Hat Tip to PamsHouseBlend for Youtube video.
for the same non-existent traffic "offense".
Here's traffic case from Dallas, Texas so strange that it makes the front page of the biggest online newspaper in Brazil. A non English-speaking mother was driving her children to school when she made an illegal U-turn. A police officer stopped her and gave her a ticket for not speaking English.
[In Portuguese:] Segundo as normas da cidade de Dallas, os motoristas de táxis e caminhões comerciais devem saber comunicar-se em inglês, mas esta regra não se aplica aos condutores de automóveis de passeio. FolhaOnlineThe question that comes to my mind is, 'Did the police officer fine her only for not speaking English, or did he also fine her for an illegal turn and for driving without a license?' Here's the answer, according to the Dallas Morning News:
[In English:] According to the traffic regulations in the city of Dallas, taxi and commercial truck drivers and must know how to communicate in English, but this rule is not applicable to passenger car drivers. FolhaOnline
Rookie Officer Gary Bromley cited Mondragon for three violations: disregarding a traffic control device, failure to present a driver's license and "non-English speaking driver. DallasNews.ComThis case was not an isolated incident but occured at least 39 other times. The Dallas Morning News says:

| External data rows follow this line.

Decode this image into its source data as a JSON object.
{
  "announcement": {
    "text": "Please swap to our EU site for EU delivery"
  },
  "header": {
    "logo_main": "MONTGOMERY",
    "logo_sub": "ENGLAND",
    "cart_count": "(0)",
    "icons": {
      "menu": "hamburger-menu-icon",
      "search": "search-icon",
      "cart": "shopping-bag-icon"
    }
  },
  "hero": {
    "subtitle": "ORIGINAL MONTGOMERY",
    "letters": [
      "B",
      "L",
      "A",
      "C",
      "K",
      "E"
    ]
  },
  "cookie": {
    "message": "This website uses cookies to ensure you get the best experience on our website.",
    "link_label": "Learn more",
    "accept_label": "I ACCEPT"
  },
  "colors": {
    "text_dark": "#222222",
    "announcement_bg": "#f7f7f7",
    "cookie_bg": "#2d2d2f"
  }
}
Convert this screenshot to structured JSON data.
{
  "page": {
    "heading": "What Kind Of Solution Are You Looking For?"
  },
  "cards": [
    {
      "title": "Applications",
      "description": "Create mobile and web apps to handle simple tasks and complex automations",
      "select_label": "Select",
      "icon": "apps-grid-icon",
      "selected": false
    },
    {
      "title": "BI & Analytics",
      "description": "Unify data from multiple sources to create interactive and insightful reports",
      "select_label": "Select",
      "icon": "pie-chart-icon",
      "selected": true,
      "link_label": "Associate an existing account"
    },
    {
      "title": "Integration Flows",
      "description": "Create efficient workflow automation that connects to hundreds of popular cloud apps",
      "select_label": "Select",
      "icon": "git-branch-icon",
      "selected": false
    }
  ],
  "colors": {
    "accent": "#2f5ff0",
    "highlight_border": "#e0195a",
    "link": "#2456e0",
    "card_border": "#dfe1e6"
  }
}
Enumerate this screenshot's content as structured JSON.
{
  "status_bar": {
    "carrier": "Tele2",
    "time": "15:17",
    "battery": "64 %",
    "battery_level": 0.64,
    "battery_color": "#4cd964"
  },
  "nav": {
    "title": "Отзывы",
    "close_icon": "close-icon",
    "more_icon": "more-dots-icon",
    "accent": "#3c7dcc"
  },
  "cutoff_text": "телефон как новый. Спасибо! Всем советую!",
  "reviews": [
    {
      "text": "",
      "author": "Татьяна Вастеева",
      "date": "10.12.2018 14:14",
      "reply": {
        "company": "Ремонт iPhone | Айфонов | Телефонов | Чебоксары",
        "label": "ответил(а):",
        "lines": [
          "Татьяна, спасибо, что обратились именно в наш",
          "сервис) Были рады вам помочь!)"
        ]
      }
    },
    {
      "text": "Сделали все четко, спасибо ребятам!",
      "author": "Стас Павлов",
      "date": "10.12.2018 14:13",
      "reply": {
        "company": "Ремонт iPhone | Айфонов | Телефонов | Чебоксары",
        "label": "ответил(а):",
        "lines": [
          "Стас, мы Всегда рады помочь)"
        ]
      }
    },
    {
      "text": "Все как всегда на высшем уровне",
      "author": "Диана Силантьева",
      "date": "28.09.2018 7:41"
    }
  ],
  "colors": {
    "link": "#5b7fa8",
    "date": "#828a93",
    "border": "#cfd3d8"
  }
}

Now, how can this be understood as anything but an anti-immigrant, anti-brown people application of police color and linguistically-aroused discrimination. The police were effectively telling these Latinos, we don't want you here and we have the law on our side. Only the law the were enforcing didn't exist.
Dallas police wrongly ticketed at least 39 drivers for not speaking English over the last three years, Police Chief David Kunkle announced Friday while promising to investigate all officers involved in the cases for dereliction of duty.
Pending cases will be dismissed, and those who paid the $204 fine for the charge, which does not exist in the city, will be reimbursed, Kunkle said. DallasNews.Com
The citations were issued in several different patrol divisions by at least six different officers. One of those officers was responsible for five of the citations, Kunkle said. DallasNews.ComThese, in my opinion, were acts of anti-Latino antagonism unsupported by de jure law, but nonetheless under color of law.
The statute in question encourages police officers to stop people skin color, hair and facial characteristics indicate that they may not speak English. It's a pro-profiling statute, although news reports aren't clear whether the offense is based in state or federal law.
According to department policy, a sergeant must also sign off on all citations. The supervisor who signed off on the Mondragon ticket was Sgt. David Burroughs, 50.Also Online
"In this case, the field training officer was aware of ultimately what the recruit officer had done," Kunkle said. "The field training officer is going to bear more responsibility than the recruit officer."
Mondragon, a native Spanish speaker, challenged the charge in court and it was dropped, her daughter said. Dallas police said they will drop all charges against Mondragon, who speaks limited English and does have a Texas driver's license.
A reader of this blog recently pointed out that we focus on police abuses where Black people are the victims. That's true. But Black people's skin is normally not really "black." It's brown, just like the skin of many of the Latino people who were pulled over in Dallas, Texas and issued citations under a law that did not apply to them. All profiling based on skin color is a concern for this blog.
One way of understanding profiling is to say that people are targetted because they are Black. Another way of understanding profiling is that people are targetted because their skin is not white. It's really the latter understanding that explains why Latinos and Blacks are pulled over at rates two and three times that of whites; if we had white skin we would be pulled over less often. And that's part of why Black women straighten their hair: to look more white and take advantage of the privileges that accrue to whiteness in the USA. But, obviously straightening their hair doesn't change the color of their skin, which is the basis of most profiling.